According to a story by Todd Gillman of the Dallas Morning News (registration required), DeLay's legal defense fund's receipts slowed to just $50,000 in the first quarter of this year, as compared to the $430,000 it took in for the last half of 2004. Since a major source of funds for his legal defense is members of Congress, you can't help but put one and one together and conclude that members of Congress don't want to be associated with him or his legal defense.
Also, American Progress Action Fund released a series of reports on DeLay's paybacks to various industries and called on activists to demand that specific companies cut off their ties with DeLay. (My favorite is the one linked to "paybacks" -- we had something to do with that research and ran a radio ad on it last year in DeLay's district.) Gillman writes:
The latest barrage came Wednesday from the Center for American Progress. The Democratic think tank, founded by Bill Clinton's former chief of staff, John Podesta, launched a campaign to try to embarrass corporations that have helped pay Mr. DeLay's legal bills. Its new Web site, www.dropthehammer.org, spotlights donations from American Airlines, Bacardi USA, Nissan USA, RJ Reynolds and Verizon, and some of the legislation those companies have sought help with over the years.

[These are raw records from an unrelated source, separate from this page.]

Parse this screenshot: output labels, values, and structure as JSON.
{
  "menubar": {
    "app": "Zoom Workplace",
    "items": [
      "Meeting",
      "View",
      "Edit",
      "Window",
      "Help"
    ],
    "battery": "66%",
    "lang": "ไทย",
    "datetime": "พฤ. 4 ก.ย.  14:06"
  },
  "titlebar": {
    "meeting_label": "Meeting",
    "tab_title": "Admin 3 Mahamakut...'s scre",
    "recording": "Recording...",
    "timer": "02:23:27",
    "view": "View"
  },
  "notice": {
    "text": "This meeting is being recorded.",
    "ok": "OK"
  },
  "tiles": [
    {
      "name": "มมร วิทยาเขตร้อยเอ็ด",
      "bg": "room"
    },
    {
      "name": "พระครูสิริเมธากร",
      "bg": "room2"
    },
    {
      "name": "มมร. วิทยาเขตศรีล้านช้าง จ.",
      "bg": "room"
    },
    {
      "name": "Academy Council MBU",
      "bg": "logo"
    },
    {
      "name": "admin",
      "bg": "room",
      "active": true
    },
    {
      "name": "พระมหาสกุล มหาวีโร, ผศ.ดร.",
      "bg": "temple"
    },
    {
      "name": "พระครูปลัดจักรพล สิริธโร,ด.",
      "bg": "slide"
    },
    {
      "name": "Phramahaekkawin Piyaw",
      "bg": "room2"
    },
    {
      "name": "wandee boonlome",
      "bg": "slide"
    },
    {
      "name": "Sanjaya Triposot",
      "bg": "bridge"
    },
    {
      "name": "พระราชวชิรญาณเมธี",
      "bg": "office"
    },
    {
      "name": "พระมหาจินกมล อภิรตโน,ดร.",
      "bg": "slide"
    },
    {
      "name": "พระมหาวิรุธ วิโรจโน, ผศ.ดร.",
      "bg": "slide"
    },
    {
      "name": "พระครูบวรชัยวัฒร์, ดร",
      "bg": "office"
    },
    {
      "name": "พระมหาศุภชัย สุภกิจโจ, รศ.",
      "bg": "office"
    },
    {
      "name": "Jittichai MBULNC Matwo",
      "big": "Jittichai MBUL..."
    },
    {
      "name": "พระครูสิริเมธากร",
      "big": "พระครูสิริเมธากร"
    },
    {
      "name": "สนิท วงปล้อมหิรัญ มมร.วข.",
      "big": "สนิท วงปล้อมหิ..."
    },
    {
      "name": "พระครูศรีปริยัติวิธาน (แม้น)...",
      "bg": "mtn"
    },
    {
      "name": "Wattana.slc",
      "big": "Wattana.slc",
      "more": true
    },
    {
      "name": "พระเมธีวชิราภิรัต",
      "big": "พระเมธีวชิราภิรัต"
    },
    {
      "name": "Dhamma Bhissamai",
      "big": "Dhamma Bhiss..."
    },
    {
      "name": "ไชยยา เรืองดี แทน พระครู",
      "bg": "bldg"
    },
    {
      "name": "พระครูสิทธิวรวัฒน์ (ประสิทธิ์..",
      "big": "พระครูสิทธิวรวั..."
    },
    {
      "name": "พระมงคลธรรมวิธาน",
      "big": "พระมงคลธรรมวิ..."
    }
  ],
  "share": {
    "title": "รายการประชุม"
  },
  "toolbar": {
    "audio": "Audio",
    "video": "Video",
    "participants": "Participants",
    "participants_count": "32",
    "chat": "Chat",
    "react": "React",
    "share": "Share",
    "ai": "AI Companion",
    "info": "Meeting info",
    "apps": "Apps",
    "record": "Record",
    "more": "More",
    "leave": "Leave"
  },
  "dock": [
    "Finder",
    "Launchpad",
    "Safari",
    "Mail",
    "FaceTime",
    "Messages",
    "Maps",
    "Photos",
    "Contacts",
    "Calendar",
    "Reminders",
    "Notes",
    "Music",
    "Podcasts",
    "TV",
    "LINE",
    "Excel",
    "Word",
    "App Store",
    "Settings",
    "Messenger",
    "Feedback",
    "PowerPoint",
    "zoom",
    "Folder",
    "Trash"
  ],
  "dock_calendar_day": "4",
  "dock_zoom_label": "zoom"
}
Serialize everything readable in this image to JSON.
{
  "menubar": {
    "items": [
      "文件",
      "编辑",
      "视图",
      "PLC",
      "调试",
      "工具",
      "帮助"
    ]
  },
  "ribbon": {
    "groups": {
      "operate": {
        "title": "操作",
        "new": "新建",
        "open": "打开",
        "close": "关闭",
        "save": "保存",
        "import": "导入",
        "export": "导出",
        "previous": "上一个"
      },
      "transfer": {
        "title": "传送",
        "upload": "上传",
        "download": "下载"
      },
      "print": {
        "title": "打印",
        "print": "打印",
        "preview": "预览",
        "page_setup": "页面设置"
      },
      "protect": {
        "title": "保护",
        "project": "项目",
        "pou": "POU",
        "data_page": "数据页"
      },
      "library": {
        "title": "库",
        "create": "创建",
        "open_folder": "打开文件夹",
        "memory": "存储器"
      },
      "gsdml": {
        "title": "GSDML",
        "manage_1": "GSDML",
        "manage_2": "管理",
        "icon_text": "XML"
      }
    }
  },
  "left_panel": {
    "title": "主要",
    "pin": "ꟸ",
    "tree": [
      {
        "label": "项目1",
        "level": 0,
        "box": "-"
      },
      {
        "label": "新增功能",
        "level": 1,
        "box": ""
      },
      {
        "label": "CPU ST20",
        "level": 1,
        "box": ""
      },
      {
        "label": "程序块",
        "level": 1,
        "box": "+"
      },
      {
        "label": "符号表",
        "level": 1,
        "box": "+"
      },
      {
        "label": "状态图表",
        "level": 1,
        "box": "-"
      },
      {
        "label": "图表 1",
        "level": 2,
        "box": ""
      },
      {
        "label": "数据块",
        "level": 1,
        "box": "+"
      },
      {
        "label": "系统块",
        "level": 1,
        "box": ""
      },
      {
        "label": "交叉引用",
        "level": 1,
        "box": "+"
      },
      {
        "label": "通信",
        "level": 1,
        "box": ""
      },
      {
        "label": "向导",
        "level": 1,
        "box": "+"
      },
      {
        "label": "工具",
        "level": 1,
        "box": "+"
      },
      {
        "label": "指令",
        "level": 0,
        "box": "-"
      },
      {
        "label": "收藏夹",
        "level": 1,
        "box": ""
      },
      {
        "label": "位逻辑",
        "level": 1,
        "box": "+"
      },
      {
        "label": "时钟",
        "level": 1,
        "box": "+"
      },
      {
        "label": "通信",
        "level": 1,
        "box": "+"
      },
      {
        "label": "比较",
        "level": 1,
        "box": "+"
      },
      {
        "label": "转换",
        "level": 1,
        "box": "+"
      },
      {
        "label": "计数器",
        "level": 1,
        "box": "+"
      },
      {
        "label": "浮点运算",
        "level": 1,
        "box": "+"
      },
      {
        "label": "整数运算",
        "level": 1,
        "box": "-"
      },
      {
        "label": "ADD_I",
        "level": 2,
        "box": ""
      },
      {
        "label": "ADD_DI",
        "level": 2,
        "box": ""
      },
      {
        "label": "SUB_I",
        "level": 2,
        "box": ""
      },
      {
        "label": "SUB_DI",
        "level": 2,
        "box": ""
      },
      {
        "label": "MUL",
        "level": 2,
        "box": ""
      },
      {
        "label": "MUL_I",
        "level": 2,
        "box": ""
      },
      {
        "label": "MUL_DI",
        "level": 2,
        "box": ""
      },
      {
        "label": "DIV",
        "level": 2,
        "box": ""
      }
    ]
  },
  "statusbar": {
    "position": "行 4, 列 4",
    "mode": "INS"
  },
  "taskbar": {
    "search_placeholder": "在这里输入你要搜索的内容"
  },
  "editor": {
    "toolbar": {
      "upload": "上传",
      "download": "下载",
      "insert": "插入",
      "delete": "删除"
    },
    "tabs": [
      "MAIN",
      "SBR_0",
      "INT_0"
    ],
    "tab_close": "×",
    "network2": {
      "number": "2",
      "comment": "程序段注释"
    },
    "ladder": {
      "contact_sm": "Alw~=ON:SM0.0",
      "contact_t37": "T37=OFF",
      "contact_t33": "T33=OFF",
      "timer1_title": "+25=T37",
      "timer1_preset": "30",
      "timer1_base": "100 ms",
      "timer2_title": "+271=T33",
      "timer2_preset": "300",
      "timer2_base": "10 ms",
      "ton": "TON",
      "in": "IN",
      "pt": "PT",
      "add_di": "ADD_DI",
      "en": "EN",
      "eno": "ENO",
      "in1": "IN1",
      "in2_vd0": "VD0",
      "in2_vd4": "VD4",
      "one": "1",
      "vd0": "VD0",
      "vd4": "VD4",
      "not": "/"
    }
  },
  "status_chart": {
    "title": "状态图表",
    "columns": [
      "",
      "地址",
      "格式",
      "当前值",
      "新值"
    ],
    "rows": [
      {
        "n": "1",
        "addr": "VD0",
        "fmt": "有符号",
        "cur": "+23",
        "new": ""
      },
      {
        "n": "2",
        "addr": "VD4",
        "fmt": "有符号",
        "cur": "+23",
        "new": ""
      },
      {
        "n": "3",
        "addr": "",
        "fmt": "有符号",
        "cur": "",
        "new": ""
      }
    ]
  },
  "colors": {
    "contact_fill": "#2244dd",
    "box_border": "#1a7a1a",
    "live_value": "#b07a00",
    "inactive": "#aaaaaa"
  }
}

"Consumers shouldn't have to facilitate Tom DeLay's unethical behavior with their purchases," said Laura Nichols, a vice president of the center. "We demand that these companies ask for their money back and drop their support of Tom DeLay."
At American Airlines, which gave $5,000 in late 2002, spokesman Tim Wagner said that "we were told that Mr. DeLay, a member of Congress from our headquarters state of Texas, was facing substantial legal bills that he was unable to pay personally because of their size and his limited resources." He added that American made no further donations.
None of the other four companies responded to messages.